album. Keyboardist for Chicago’s Umphrey’s McGee, Cummins and his bandmates
have spent the last few years on the road, tightening their largely
instrumental ensemble and securing their name in the world of
improvisational music. A band of equals clearly on the rise, Umphrey’s McGee
are just beginning to make their name as a group. But, upon first listen, it
makes perfect sense why Cummins would choose to spend time on a
A collection of 12 mostly improvisational instrumental tracks, Common
Sense is a carefully constructed footnote in Umphrey’s McGee quickly
expanding library. While Umphrey’s McGee coats their jam-rock with elements
of jazz and electronica, Common Sense fully explores these sounds,
braking away from the guitar-bass-drums-keyboard blueprint that grounds the
quintet. These songs are loose and experimental, placing considerable
emphasis on Cummins’ wide range of keyboards.
"Intellivince" is a synthesizer experiment set thirty years in the future,
with some Fender Rhodes and Roland organ thrown in for good measure. "Leave
it Alone" is a grand ballad, featuring acoustic piano and a taste of
Cummins’ standard jazz influence. The organ heavy "Summer in Sheboygan" uses
some nice multi-tracking to allow Cummins to duel with himself, as his fat
organ lines mesh with his hard piano solos. More straightforward jazz tracks
like "The Soviet" and the "Next Medium," featuring only Cummins, are full
departures from the jazz-fusion Umphrey’s McGee incorporates into their
sound and would be more at home in Carnegie Hall than at Bonnaroo. But, just
one track away, the trippy "Triple Wide" is a complex slice of trance-fusion

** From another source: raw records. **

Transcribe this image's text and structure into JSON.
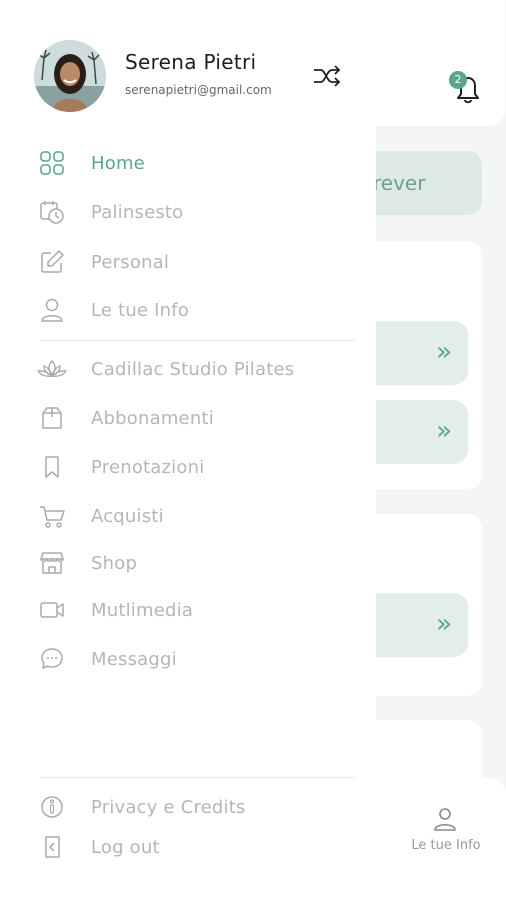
{
  "user": {
    "name": "Serena Pietri",
    "email": "serenapietri@gmail.com"
  },
  "menu_primary": [
    {
      "label": "Home",
      "icon": "grid-icon",
      "active": true
    },
    {
      "label": "Palinsesto",
      "icon": "calendar-clock-icon",
      "active": false
    },
    {
      "label": "Personal",
      "icon": "edit-icon",
      "active": false
    },
    {
      "label": "Le tue Info",
      "icon": "user-icon",
      "active": false
    }
  ],
  "menu_secondary": [
    {
      "label": "Cadillac Studio Pilates",
      "icon": "lotus-icon"
    },
    {
      "label": "Abbonamenti",
      "icon": "box-icon"
    },
    {
      "label": "Prenotazioni",
      "icon": "bookmark-icon"
    },
    {
      "label": "Acquisti",
      "icon": "cart-icon"
    },
    {
      "label": "Shop",
      "icon": "store-icon"
    },
    {
      "label": "Mutlimedia",
      "icon": "video-icon"
    },
    {
      "label": "Messaggi",
      "icon": "chat-icon"
    }
  ],
  "menu_footer": [
    {
      "label": "Privacy e Credits",
      "icon": "info-icon"
    },
    {
      "label": "Log out",
      "icon": "logout-icon"
    }
  ],
  "background": {
    "notification_count": "2",
    "banner_text": "rever",
    "bottom_nav_label": "Le tue Info"
  },
  "colors": {
    "accent": "#5aa590",
    "inactive": "#b6b6b6",
    "surface": "#ffffff",
    "page": "#f3f5f6"
  }
}
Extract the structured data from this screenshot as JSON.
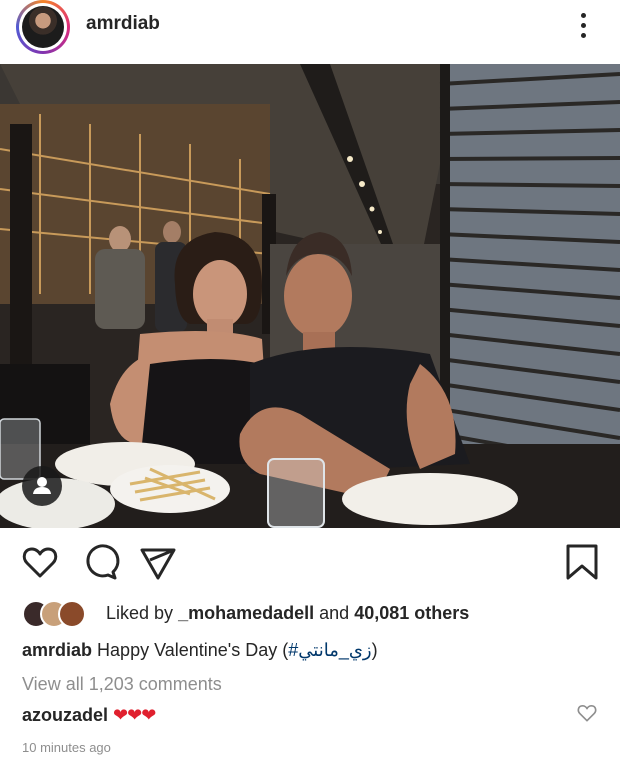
{
  "header": {
    "username": "amrdiab"
  },
  "post": {
    "image_alt": "Photo of a couple seated at a restaurant table"
  },
  "likes": {
    "prefix": "Liked by",
    "user": "_mohamedadell",
    "middle": "and",
    "count": "40,081 others"
  },
  "caption": {
    "user": "amrdiab",
    "text": "Happy Valentine's Day (",
    "hashtag": "#زي_مانتي",
    "close": ")"
  },
  "comments": {
    "view_all": "View all 1,203 comments",
    "items": [
      {
        "user": "azouzadel",
        "text": "❤❤❤"
      }
    ]
  },
  "timestamp": "10 minutes ago",
  "colors": {
    "text": "#262626",
    "muted": "#8e8e8e",
    "heart": "#e0202e",
    "hashtag": "#00376b"
  },
  "icons": [
    "more-vertical-icon",
    "heart-icon",
    "comment-icon",
    "share-icon",
    "bookmark-icon",
    "person-tag-icon"
  ]
}
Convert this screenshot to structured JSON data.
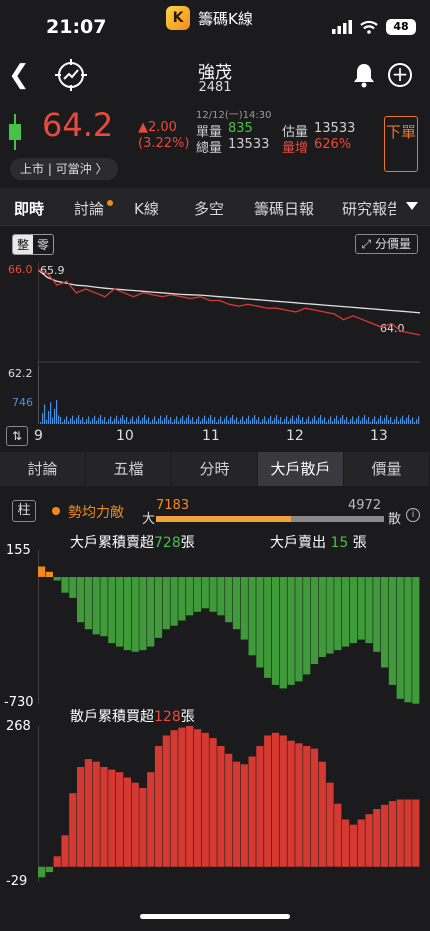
{
  "status": {
    "time": "21:07",
    "app_badge": "K",
    "app_name": "籌碼K線",
    "battery": "48"
  },
  "header": {
    "name": "強茂",
    "code": "2481"
  },
  "quote": {
    "price": "64.2",
    "change": "▲2.00",
    "change_pct": "(3.22%)",
    "datetime": "12/12(一)14:30",
    "single_vol_label": "單量",
    "single_vol": "835",
    "total_vol_label": "總量",
    "total_vol": "13533",
    "est_vol_label": "估量",
    "est_vol": "13533",
    "vol_inc_label": "量增",
    "vol_inc": "626%",
    "order_label": "下單",
    "market_label": "上市 | 可當沖 〉"
  },
  "tabs": [
    "即時",
    "討論",
    "K線",
    "多空",
    "籌碼日報",
    "研究報告"
  ],
  "intraday": {
    "toggle_on": "整",
    "toggle_off": "零",
    "vol_price_label": "分價量",
    "y_high": "66.0",
    "y_ref": "65.9",
    "y_last": "64.0",
    "vol_max": "62.2",
    "vol_side": "746",
    "x_ticks": [
      "9",
      "10",
      "11",
      "12",
      "13"
    ],
    "price_series": [
      65.9,
      65.8,
      65.5,
      65.6,
      65.3,
      65.4,
      65.3,
      65.2,
      65.4,
      65.3,
      65.2,
      65.3,
      65.25,
      65.2,
      65.25,
      65.2,
      65.15,
      65.2,
      65.1,
      65.1,
      65.0,
      64.95,
      65.0,
      64.95,
      64.9,
      64.9,
      64.85,
      64.8,
      64.9,
      64.85,
      64.8,
      64.75,
      64.6,
      64.7,
      64.6,
      64.5,
      64.4,
      64.5,
      64.3,
      64.25,
      64.2
    ],
    "avg_series": [
      65.9,
      65.7,
      65.6,
      65.55,
      65.5,
      65.48,
      65.45,
      65.42,
      65.4,
      65.38,
      65.36,
      65.34,
      65.32,
      65.3,
      65.28,
      65.26,
      65.25,
      65.24,
      65.22,
      65.2,
      65.18,
      65.16,
      65.14,
      65.12,
      65.1,
      65.08,
      65.06,
      65.04,
      65.02,
      65.0,
      64.98,
      64.96,
      64.94,
      64.92,
      64.9,
      64.88,
      64.86,
      64.84,
      64.82,
      64.8,
      64.78
    ]
  },
  "subtabs": [
    "討論",
    "五檔",
    "分時",
    "大戶散戶",
    "價量"
  ],
  "force": {
    "col_label": "柱",
    "label": "勢均力敵",
    "big_label": "大",
    "big_value": "7183",
    "small_label": "散",
    "small_value": "4972",
    "info": "i"
  },
  "big_chart": {
    "title_pre": "大戶累積賣超",
    "title_val": "728",
    "title_post": "張",
    "sell_pre": "大戶賣出",
    "sell_val": "15",
    "sell_post": "張",
    "y_max": "155",
    "y_min": "-730",
    "series": [
      60,
      30,
      -20,
      -90,
      -120,
      -260,
      -300,
      -330,
      -340,
      -380,
      -400,
      -420,
      -430,
      -420,
      -400,
      -350,
      -300,
      -280,
      -250,
      -220,
      -200,
      -180,
      -200,
      -220,
      -260,
      -300,
      -360,
      -450,
      -520,
      -580,
      -620,
      -640,
      -620,
      -600,
      -560,
      -500,
      -460,
      -440,
      -420,
      -400,
      -380,
      -360,
      -380,
      -430,
      -520,
      -620,
      -700,
      -720,
      -728
    ]
  },
  "retail_chart": {
    "title_pre": "散戶累積買超",
    "title_val": "128",
    "title_post": "張",
    "y_max": "268",
    "y_min": "-29",
    "series": [
      -20,
      -10,
      20,
      60,
      140,
      190,
      205,
      200,
      190,
      185,
      180,
      170,
      160,
      150,
      180,
      230,
      250,
      260,
      265,
      268,
      262,
      255,
      245,
      230,
      215,
      200,
      195,
      210,
      230,
      250,
      255,
      250,
      240,
      235,
      230,
      225,
      200,
      160,
      120,
      90,
      80,
      90,
      100,
      110,
      118,
      125,
      128,
      128,
      128
    ]
  },
  "colors": {
    "up": "#e84a3c",
    "down": "#49c04a",
    "accent": "#f08a1a",
    "vol": "#4a8fe0"
  }
}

that includes both a drum machine and a jazz guitar solo. Another purely
Cummins song, "Someone Found My Body" breaks away from traditional solo

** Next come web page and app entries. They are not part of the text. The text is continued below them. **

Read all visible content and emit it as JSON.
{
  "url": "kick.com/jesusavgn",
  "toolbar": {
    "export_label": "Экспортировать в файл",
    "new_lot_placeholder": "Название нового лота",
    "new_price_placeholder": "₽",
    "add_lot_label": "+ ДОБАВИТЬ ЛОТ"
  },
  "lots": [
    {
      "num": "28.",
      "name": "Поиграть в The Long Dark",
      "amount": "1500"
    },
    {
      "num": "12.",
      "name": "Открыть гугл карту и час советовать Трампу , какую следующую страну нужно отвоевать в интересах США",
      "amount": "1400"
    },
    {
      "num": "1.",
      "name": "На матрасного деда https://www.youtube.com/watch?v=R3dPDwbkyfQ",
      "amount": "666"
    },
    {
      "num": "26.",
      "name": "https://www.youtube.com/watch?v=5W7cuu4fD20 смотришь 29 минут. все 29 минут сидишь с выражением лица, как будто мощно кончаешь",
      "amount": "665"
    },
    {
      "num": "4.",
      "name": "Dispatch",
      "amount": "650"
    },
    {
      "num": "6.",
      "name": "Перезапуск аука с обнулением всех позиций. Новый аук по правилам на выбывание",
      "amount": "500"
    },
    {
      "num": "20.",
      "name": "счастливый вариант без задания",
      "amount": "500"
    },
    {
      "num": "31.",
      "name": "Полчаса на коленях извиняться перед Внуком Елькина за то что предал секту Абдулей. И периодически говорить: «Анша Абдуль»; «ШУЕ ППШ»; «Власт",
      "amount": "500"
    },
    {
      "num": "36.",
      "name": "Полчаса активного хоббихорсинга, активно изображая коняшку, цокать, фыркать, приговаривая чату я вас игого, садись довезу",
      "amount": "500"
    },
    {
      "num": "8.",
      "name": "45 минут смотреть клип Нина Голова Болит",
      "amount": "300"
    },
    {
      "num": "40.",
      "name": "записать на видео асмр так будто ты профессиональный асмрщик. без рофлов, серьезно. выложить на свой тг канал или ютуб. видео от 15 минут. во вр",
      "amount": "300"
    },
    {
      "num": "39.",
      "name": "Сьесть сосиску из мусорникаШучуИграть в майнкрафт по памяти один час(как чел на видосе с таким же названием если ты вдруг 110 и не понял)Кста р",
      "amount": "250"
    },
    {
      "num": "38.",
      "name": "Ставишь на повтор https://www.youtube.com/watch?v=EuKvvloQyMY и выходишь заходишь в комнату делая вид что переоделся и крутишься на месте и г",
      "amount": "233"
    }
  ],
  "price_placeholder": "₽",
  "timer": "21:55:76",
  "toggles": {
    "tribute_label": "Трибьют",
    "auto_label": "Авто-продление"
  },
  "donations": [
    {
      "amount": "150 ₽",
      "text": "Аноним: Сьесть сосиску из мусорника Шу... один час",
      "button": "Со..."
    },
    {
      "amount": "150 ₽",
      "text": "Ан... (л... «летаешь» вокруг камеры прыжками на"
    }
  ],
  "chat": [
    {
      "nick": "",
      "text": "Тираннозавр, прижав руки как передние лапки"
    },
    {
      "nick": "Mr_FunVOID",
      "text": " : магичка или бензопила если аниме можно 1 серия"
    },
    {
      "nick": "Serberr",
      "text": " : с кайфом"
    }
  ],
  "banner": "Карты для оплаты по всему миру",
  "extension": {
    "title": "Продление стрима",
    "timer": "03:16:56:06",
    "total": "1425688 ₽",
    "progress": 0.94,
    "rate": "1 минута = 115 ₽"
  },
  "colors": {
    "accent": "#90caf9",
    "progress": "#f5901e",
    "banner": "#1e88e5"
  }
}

piano work and uses a Roland JP-8000 and an acoustic piano to create a
three-minute ethereal jam.
Though Common Sense is clearly Cummins’ vision, his bandmates also use the
disc as a chance to experiment. Besides three completely unaccompanied cuts,
Cummins is backed by at least one of his bandmates of each track. Umphrey’s
McGee guitarist Jake Cinninger plays drums and bass on the first half of the
album and co-wrote more than 2/3 of the album’s tracks. Percussionist Andy
Farag sits in on two cuts, playing the shaker and adding some groovebox to
the space-age "The Triple Wide." Michael Mirro, Umphrey’s drummer, also
shows his talents, playing the Roland JP-8000 and his trademark kit on the
video-game sounding "In Violation of Yes", which he co-wrote with Cummins.
But in the end, "Common Sense" is clearly Cummins’ work and the key man’s
solos are the highlight of each and every track. Cummins also produced the
disc, proving his credibility as an arranger and sequencer.
A fine experiment, "Common Sense" is also somewhat flawed. Though each song
is original, they are also redundant, using similar organ lines and synth
sounds on several tracks. With the longest track only clocking in at just
under five minutes, each slice of improvisation seems to peak just as it
gets going, only to quickly fade out after a few minutes. But, in general,
Common Sense is a finely constructed album great for late night drives and
early morning coffees.